Try it » Based on the entries below, how many lines contain the word "Guide"? Respond with only the number.

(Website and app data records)
__________

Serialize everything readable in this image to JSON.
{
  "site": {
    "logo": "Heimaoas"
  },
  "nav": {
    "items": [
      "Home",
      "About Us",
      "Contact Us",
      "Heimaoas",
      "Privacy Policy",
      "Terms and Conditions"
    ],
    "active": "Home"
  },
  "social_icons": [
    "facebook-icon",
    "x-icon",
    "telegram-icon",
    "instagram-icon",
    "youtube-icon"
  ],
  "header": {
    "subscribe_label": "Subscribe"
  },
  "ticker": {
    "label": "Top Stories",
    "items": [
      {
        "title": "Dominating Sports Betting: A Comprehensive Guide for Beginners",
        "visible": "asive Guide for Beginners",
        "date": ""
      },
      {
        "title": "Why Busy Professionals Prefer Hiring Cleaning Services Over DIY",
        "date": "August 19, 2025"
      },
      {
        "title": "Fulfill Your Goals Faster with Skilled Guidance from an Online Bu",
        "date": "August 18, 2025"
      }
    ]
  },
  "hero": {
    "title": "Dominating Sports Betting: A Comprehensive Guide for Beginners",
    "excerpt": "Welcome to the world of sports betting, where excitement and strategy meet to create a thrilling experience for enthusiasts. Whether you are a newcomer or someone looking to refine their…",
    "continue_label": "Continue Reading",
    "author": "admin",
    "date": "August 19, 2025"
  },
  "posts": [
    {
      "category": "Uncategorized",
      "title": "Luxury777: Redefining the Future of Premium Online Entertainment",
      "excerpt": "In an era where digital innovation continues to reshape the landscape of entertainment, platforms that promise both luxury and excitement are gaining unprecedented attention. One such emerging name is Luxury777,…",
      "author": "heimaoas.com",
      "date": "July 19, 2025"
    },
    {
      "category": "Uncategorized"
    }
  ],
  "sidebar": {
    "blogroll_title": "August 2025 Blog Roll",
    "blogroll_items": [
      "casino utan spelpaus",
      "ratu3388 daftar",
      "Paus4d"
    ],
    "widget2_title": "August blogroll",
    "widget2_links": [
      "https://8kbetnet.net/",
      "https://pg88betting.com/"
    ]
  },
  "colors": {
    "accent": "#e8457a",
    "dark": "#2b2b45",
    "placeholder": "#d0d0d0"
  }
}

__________

Output » 3